When the Tel Aviv municipal workers renovated the little park behind my building, they ripped nearly everything out except a few old trees and the bomb shelter. The pavement, the lawn, the toddler playground equipment and the benches — all gone.
After months of replacing all the underground pipes, laying in new pavement, expanding the playground, landscaping, putting in a little community garden, the very last thing to be added back was the benches. Those benches took ages. And this caused me no small amount of anxiety. Not so much because I ever sit on them — I’m usually ambling by with the dog or whizzing past on my bicycle — but because where are people supposed to leave all the items they want to give away? There’s always that one bench for clothing and nicknacks.
I like to keep tabs. I’ll see some kids clothes or womens stuff, and swing back later to find most of the items gone. It’s satisfying. I like to imagine origins and destinations, and contemplate the zigzag journeys of the objects left on benches. Two cotton dresses, a cardigan, and a red lace bustier in a Stella & Lori shopping bag left conveniently open. Baby PJ’s, a swimsuit, and four little T-shirts in a bag from Fox Kids.
Of course, I know benches are not the only way to ditch or find old stuff: WIZO runs drop off centers; the city has collection bins. Those are good for that multi-garbage-bags-full culling that comes with moving house, say, or, God forbid, a death.
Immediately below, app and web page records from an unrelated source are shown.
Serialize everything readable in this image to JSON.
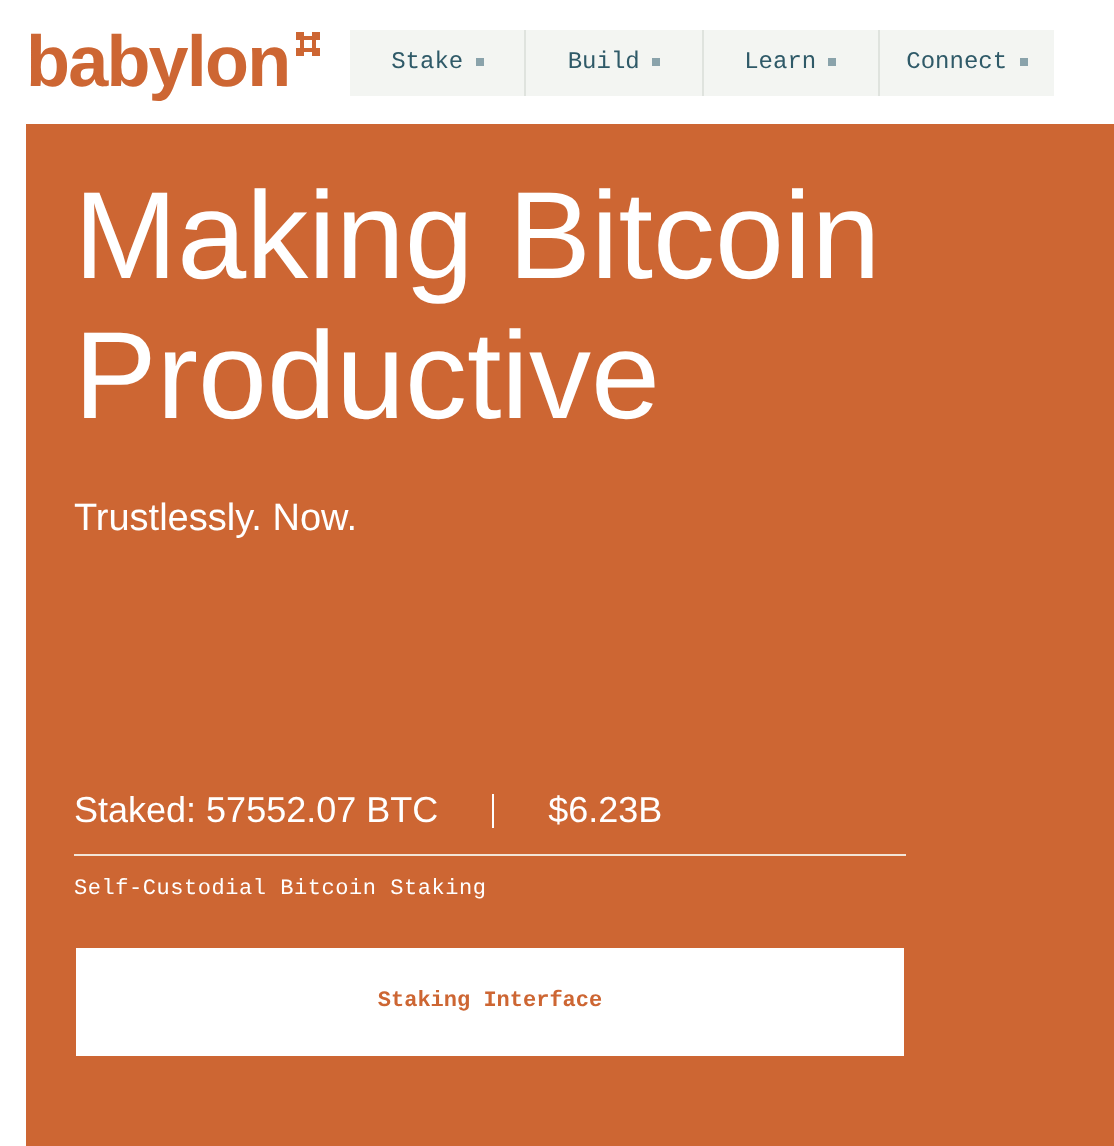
{
  "logo": {
    "text": "babylon"
  },
  "nav": [
    {
      "label": "Stake"
    },
    {
      "label": "Build"
    },
    {
      "label": "Learn"
    },
    {
      "label": "Connect"
    }
  ],
  "hero": {
    "title_lines": [
      "Making Bitcoin",
      "Productive"
    ],
    "subtitle": "Trustlessly. Now.",
    "staked": "Staked: 57552.07 BTC",
    "value": "$6.23B",
    "caption": "Self-Custodial Bitcoin Staking",
    "button": "Staking Interface"
  }
}
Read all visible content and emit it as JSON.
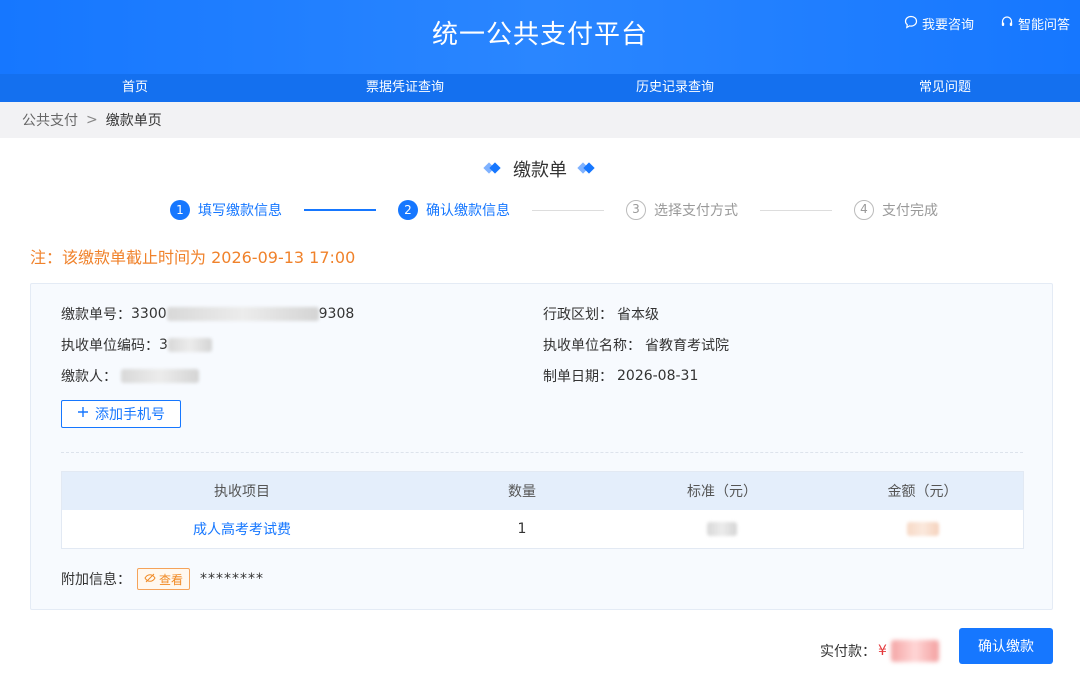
{
  "header": {
    "title": "统一公共支付平台",
    "links": [
      {
        "label": "我要咨询",
        "icon": "chat-icon"
      },
      {
        "label": "智能问答",
        "icon": "headset-icon"
      }
    ]
  },
  "nav": {
    "items": [
      "首页",
      "票据凭证查询",
      "历史记录查询",
      "常见问题"
    ]
  },
  "breadcrumb": {
    "parent": "公共支付",
    "separator": ">",
    "current": "缴款单页"
  },
  "page": {
    "title": "缴款单"
  },
  "steps": [
    {
      "num": "1",
      "label": "填写缴款信息",
      "state": "done"
    },
    {
      "num": "2",
      "label": "确认缴款信息",
      "state": "active"
    },
    {
      "num": "3",
      "label": "选择支付方式",
      "state": "todo"
    },
    {
      "num": "4",
      "label": "支付完成",
      "state": "todo"
    }
  ],
  "notice": "注：该缴款单截止时间为 2026-09-13 17:00",
  "info": {
    "bill_no_label": "缴款单号：",
    "bill_no_prefix": "3300",
    "bill_no_suffix": "9308",
    "region_label": "行政区划：",
    "region_value": "省本级",
    "unit_code_label": "执收单位编码：",
    "unit_code_value": "3",
    "unit_name_label": "执收单位名称：",
    "unit_name_value": "省教育考试院",
    "payer_label": "缴款人：",
    "payer_value": "",
    "date_label": "制单日期：",
    "date_value": "2026-08-31"
  },
  "add_phone_label": "添加手机号",
  "table": {
    "headers": [
      "执收项目",
      "数量",
      "标准（元）",
      "金额（元）"
    ],
    "rows": [
      {
        "item": "成人高考考试费",
        "qty": "1"
      }
    ]
  },
  "extra": {
    "label": "附加信息：",
    "view_label": "查看",
    "masked": "********"
  },
  "footer": {
    "pay_label": "实付款：",
    "currency": "¥",
    "confirm_label": "确认缴款"
  },
  "colors": {
    "brand": "#1677ff",
    "notice": "#f0822b",
    "amount": "#e4393c"
  }
}
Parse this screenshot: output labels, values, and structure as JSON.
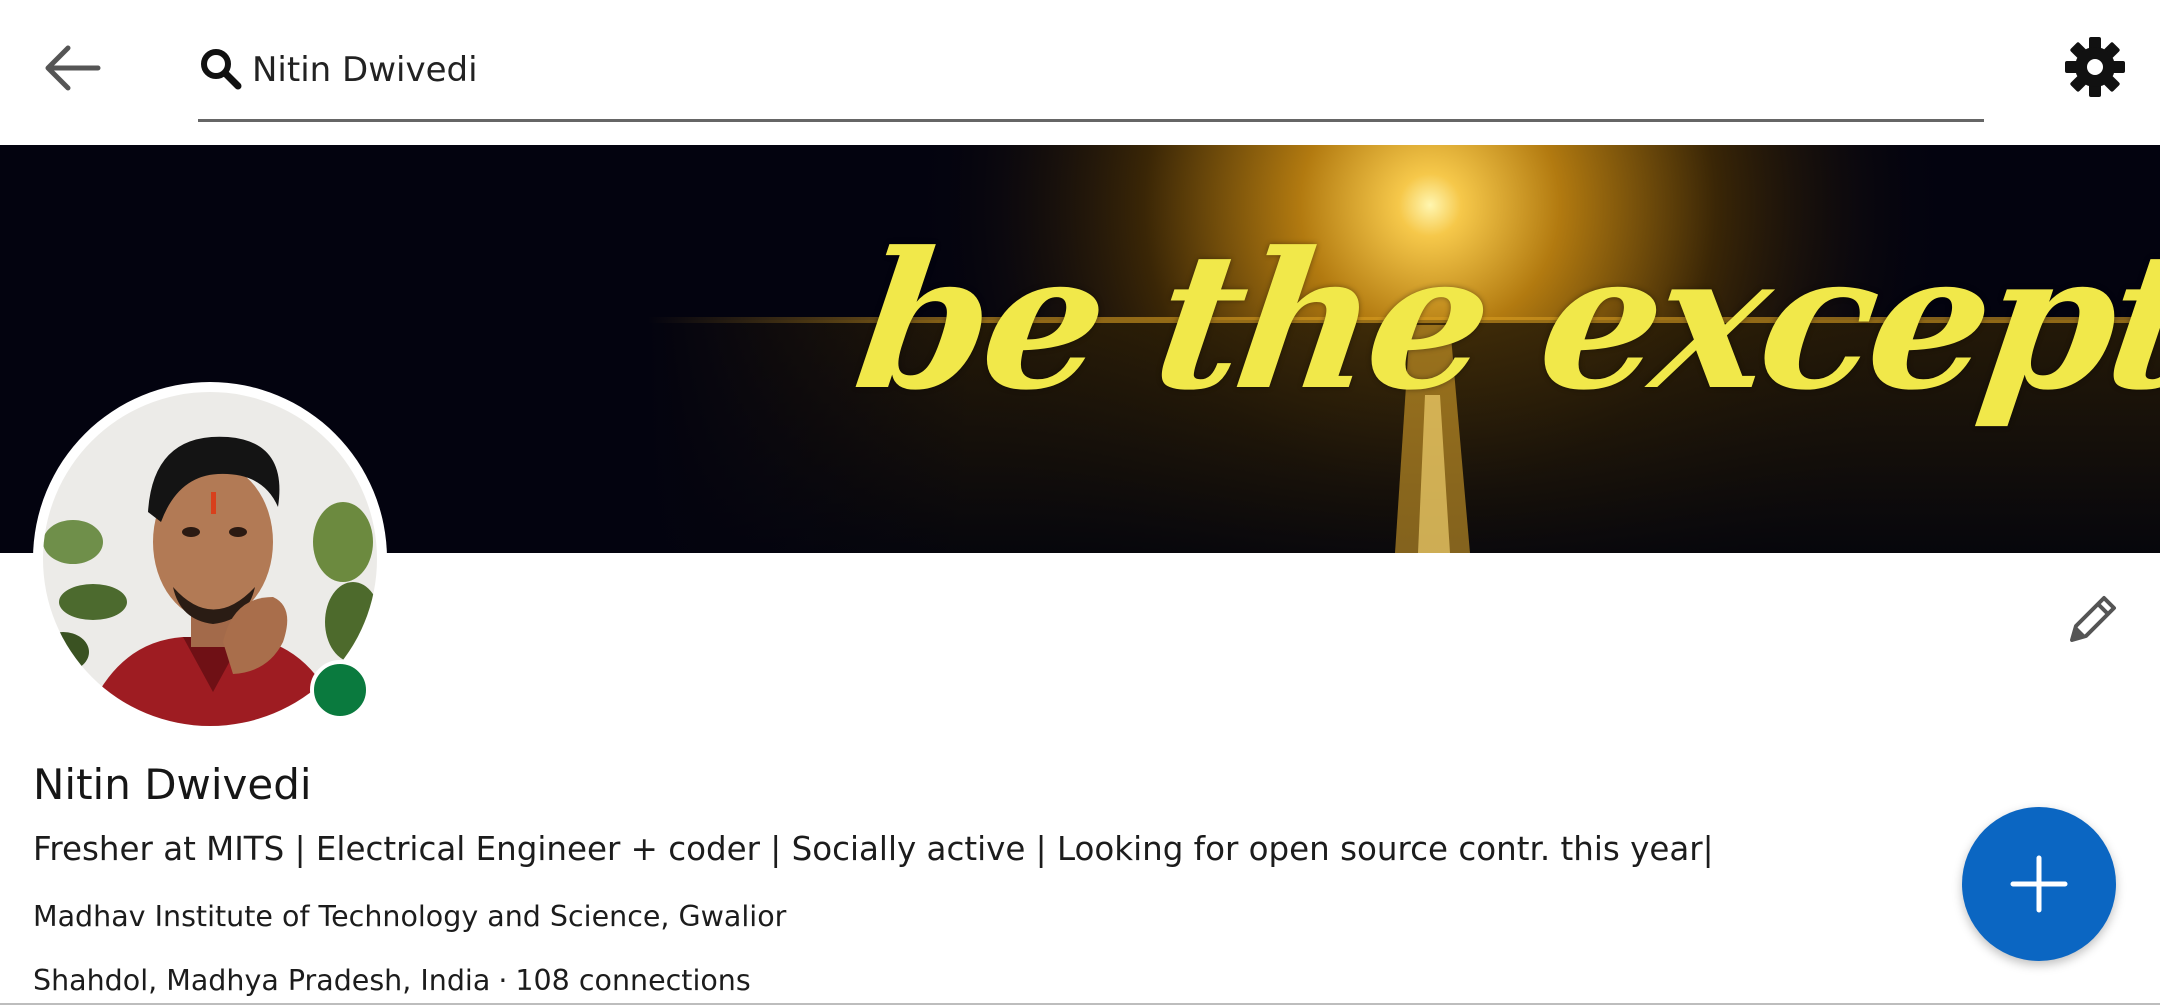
{
  "search": {
    "value": "Nitin Dwivedi"
  },
  "icons": {
    "back": "arrow-left-icon",
    "search": "search-icon",
    "settings": "gear-icon",
    "edit": "pencil-icon",
    "add": "plus-icon"
  },
  "cover": {
    "text": "be the exception"
  },
  "profile": {
    "name": "Nitin Dwivedi",
    "headline": "Fresher at MITS | Electrical Engineer + coder | Socially active | Looking for open source contr. this year|",
    "school": "Madhav Institute of Technology and Science, Gwalior",
    "location": "Shahdol, Madhya Pradesh, India",
    "separator": "·",
    "connections": "108 connections",
    "status": "online"
  },
  "colors": {
    "accent": "#0b66c2",
    "presence": "#0a7a3e",
    "cover_text": "#f1e84a",
    "cover_bg": "#03030f"
  }
}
And, yes, I know that every developed, consumeristic city has a give and take economy. There are the familiar curbside treasure piles, with the “TAKE ME HOME” signs taped on them. But I’m talking about the delivery platform for more modest offerings of just a few items.
Stopping to browse through whatever is on offer fits with the rhythm of Tel Aviv — a great walking city, where the pace is moderate, perhaps because Tel Aviv walkers are rarely going very far. I’m told that the bench distribution system may be used even more in Jerusalem, and that makes sense. Jerusalem walkers have hills to climb and eternity to ponder. Neither city has that long-legged, high-speed, get-outta-my-way marching pace you find in New York.
I’ve lived in New York and I have seen piles of excellent furniture by the curb. In Tel Aviv, it’s usually smaller scale. The aforementioned clothes, books as well. You find them either on benches, or arranged on low walls, near the trash bins, as if to say, “You! You see where I’m headed. My fate is in your hands.”
My son’s bookshelves are full of such finds: six tractates of Talmud Babli printed in 1968 in partnership with Maariv Publishing. The three-volume set of Hamilon Hechadash, or “New Dictionary,” the edition of that new dictionary having been published in 1982. But my daughter is by far the more avid scavenger. Her genetic love of bargains combines perfectly with an ideological embrace of reduce and reuse. Luckily the tendency to acquire stuff is tempered by her Simple Living values and peripatetic lifestyle.
Now, I myself wasn’t above schlepping home a great little shelf unit that you see when you enter our home, but I have stopped asking my girl where she got that African-patterned dress from. Or that retro skirt. Or that handknit sweater. Or that silk scarf. I Found It is not the name of any cool new Tel Aviv pop-up store, though it should be.
With my daughter temporarily back home with us, I was getting more and more queasy about the treasures she brings into the apartment, plagued by thoughts of bacteria, fleas and, a new, imported, horror at the possibility of bedbugs. Heading home down Nordau Boulevard a few days ago, I decided to put my foot down — absolutely no more stuff from the street. Of course that’s when I saw a bag. On a bench. With the most beautiful dress, perfect for my Bohemian 22-year-old. I left it there, but I felt guilty.
It’s a force too strong to fight, and Judaism teaches that you mustn’t set a law that the community cannot follow. So I shouldn’t feel too bad about that fancy espresso machine I brought home on Tuesday, should I? I mean, it’s in perfect condition.
This was my “Vadda Country” segment when I was a guest on the recent “Big, Beautiful Wall” edition of The Promised Podcast. Give it a whirl. I should also mention that Facebook friends provided helpful input on the subject of Stuff on Benches, including expressions of horror at the practice, which mainly proves that I have Facebook friends who live in Raanana. Raanana is very, very clean. I do not endorse littering. Nor do I champion the use of espresso capsules, which, I’m told, currently account for 83 percent of landfills, the rest being composed of drinking straws. Therefore, the perfectly good espresso machine I found on Dizengoff Street is going back onto a bench. I don’t know what I was thinking.